Testifying before the House Energy and Commerce Subcommittee on Health Thursday, Generic Pharmaceutical Association VP regulatory sciences David Gaugh said the generic drug user fee programs would "help to ensure that American consumers continue to receive the significant cost savings from generics that, over the past dozen years, have provided more than $1 trillion in savings to the nation's healthcare system."
"The generic industry has stepped up to the plate to do our part to help ensure U.S. drug safety, establish a more level playing field among all participants in the U.S. pharmaceutical supply chain and significantly reduce the time needed to commercialize a generic drug," Gaugh said.
Heather Bresch, CEO of Pittsburgh-based generic drug maker Mylan, also testified before the subcommittee in favor of generic drug user fees. "Every consumer should have the peace of mind in knowing that every prescription, brand or generic, dispensed in the United States, is held to the same standard of quality regardless of whether the product or its ingredients originated in the [United States] or outside its borders. With a mission to protect and promote the public health, the [FDA] has a critical responsibility, along with industry, to ensure the safety, efficacy and security of the U.S. drug supply," Bresch said in her testimony.

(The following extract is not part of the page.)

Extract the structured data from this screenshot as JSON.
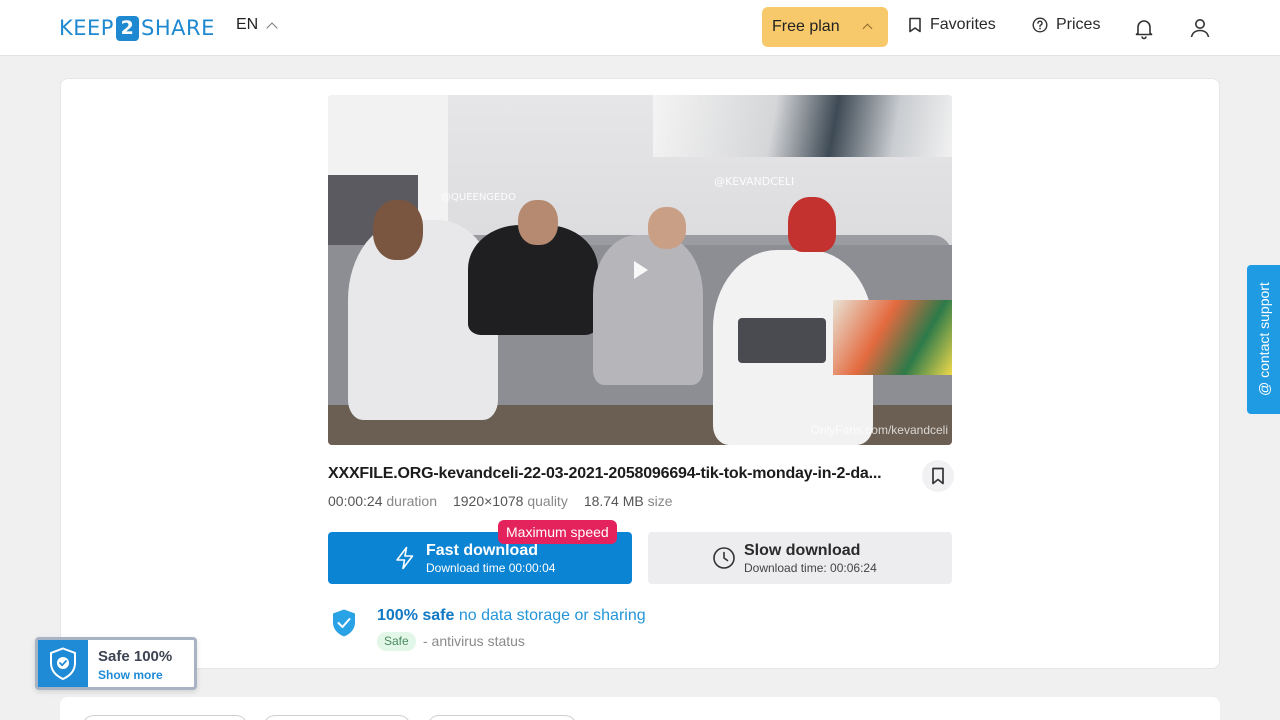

"Unfortunately, [the] FDA is still operating as a domestic agency, under a 1938 law that has remained largely unchanged despite globalization of the industry, which has left it without the resources or legal authority to regulate the global drug supply that now serves the U.S. market. Just as the pharmaceutical industry has become global in order to meet its mission, so too must [the] FDA," Bresch added.
Generic drug user fees have long been a goal for the generics industry and are seen as a way to help reduce the FDA's large backlog of generic drug applications.